YOUR OBJECTIVE: Copy every line below that has the word "Tanggal" in it.

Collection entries
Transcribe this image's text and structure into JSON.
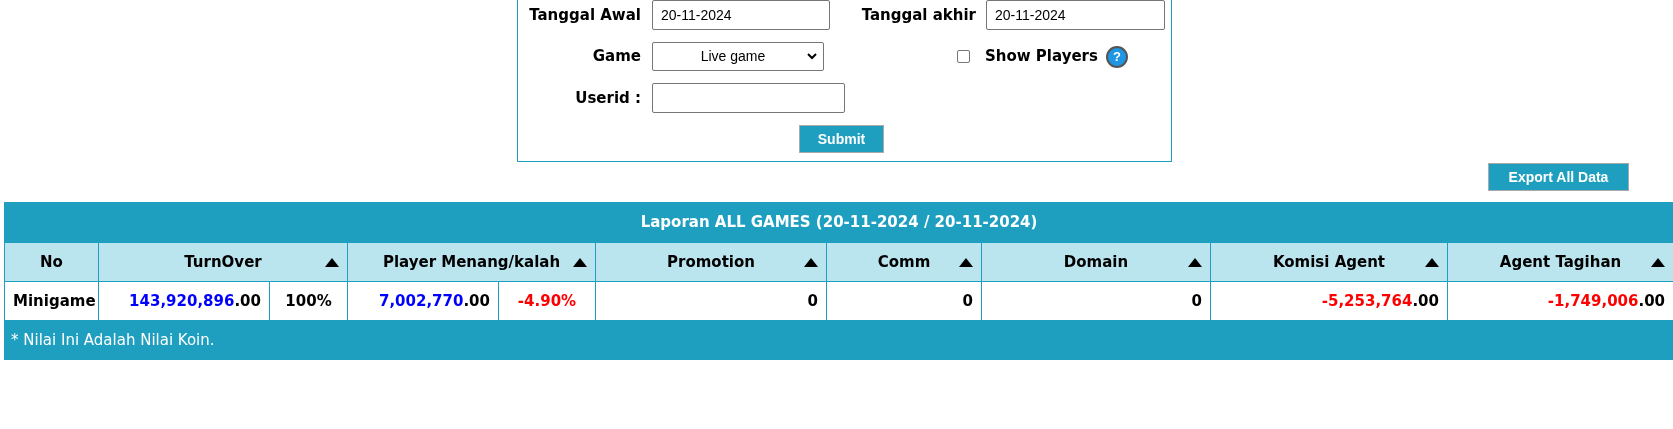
{
  "filter": {
    "start_date": {
      "label": "Tanggal Awal",
      "value": "20-11-2024"
    },
    "end_date": {
      "label": "Tanggal akhir",
      "value": "20-11-2024"
    },
    "game": {
      "label": "Game",
      "value": "Live game"
    },
    "show_players": {
      "label": "Show Players",
      "checked": false,
      "help": "?"
    },
    "userid": {
      "label": "Userid :"
    },
    "submit": "Submit"
  },
  "export_button": "Export All Data",
  "report": {
    "title": "Laporan ALL GAMES (20-11-2024 / 20-11-2024)",
    "columns": [
      {
        "label": "No",
        "sortable": false
      },
      {
        "label": "TurnOver",
        "sortable": true
      },
      {
        "label": "Player Menang/kalah",
        "sortable": true
      },
      {
        "label": "Promotion",
        "sortable": true
      },
      {
        "label": "Comm",
        "sortable": true
      },
      {
        "label": "Domain",
        "sortable": true
      },
      {
        "label": "Komisi Agent",
        "sortable": true
      },
      {
        "label": "Agent Tagihan",
        "sortable": true
      }
    ],
    "rows": [
      {
        "cells": [
          {
            "kind": "name",
            "text": "Minigame"
          },
          {
            "kind": "amount",
            "text": "143,920,896",
            "fraction": ".00",
            "color": "#0000ff",
            "share": {
              "text": "100%"
            }
          },
          {
            "kind": "amount",
            "text": "7,002,770",
            "fraction": ".00",
            "color": "#0000ff",
            "share": {
              "text": "-4.90%",
              "color": "#ff0000"
            }
          },
          {
            "kind": "amount",
            "text": "0"
          },
          {
            "kind": "amount",
            "text": "0"
          },
          {
            "kind": "amount",
            "text": "0"
          },
          {
            "kind": "amount",
            "text": "-5,253,764",
            "fraction": ".00",
            "color": "#ff0000"
          },
          {
            "kind": "amount",
            "text": "-1,749,006",
            "fraction": ".00",
            "color": "#ff0000"
          }
        ]
      }
    ],
    "note": "* Nilai Ini Adalah Nilai Koin."
  }
}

RESPONSE BOX:
      "label": "Tanggal Awal",
      "label": "Tanggal akhir",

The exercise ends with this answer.